In this work an attempt is made to deal with a considerable portion of the history of Zionism that has hitherto been very imperfectly explored, namely, the origin and development of the Zionist idea principally in England, and partly in France, during the last centuries, among Gentiles and Jews.
In reviewing the gradual evolution of the Zionist idea over such a wide field, I could not restrict the meaning of the term "Zionism" to the Zionist Movement and Organization of the present day. I had to go back to the beginning of this idea, and to extend the meaning of "Zionism" to all aspirations and efforts tending in the same direction. There was in these aspirations, undoubtedly, a diversity of reasons and methods which continues to this day. It is the object of the present work to trace these various currents of the idea so that the reader, passing from period to period, and from section to section, may become acquainted with their relative value and their influence upon one another.
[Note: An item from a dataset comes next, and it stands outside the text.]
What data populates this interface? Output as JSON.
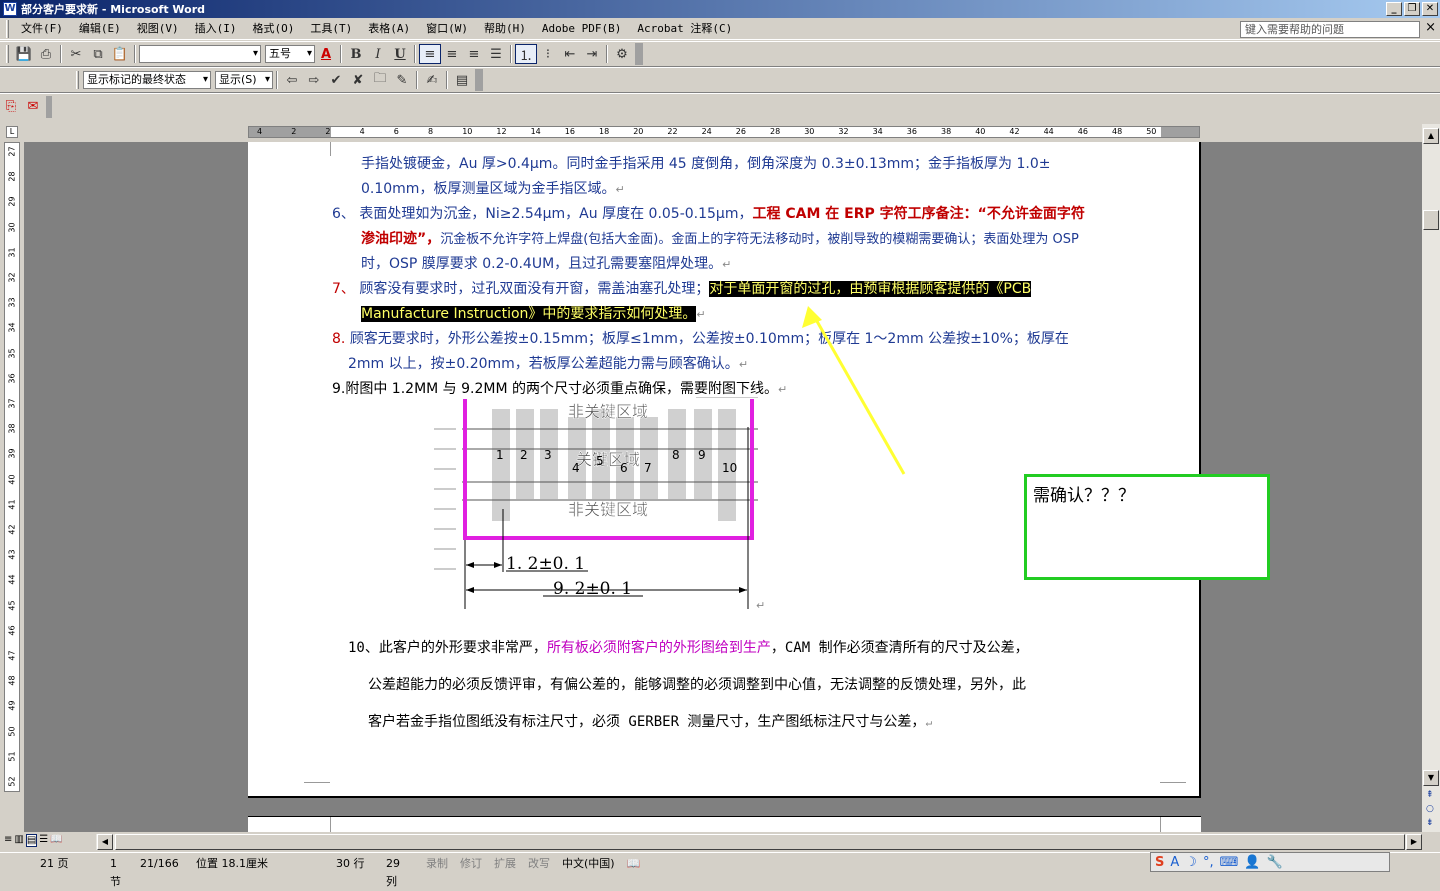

In this book I have striven more especially to consider then attitude of the English people towards Zionism, as revealed in the political history and in the literature of England. The Christian religious idea of the Restoration of Israel having been a subject of pre-eminent interest and importance and an influential factor in shaping public opinion in this country for many generations, the greatest care has been bestowed upon the investigation of this aspect, no less than on that relating to the support and encouragement which Zionism has received in England and in France merely on humanitarian or political grounds, apart from religious aspirations.
While tracing in detail the growth of these sympathies, I have endeavoured to throw some light on the motives and sentiments appertaining to the most significant instances on record.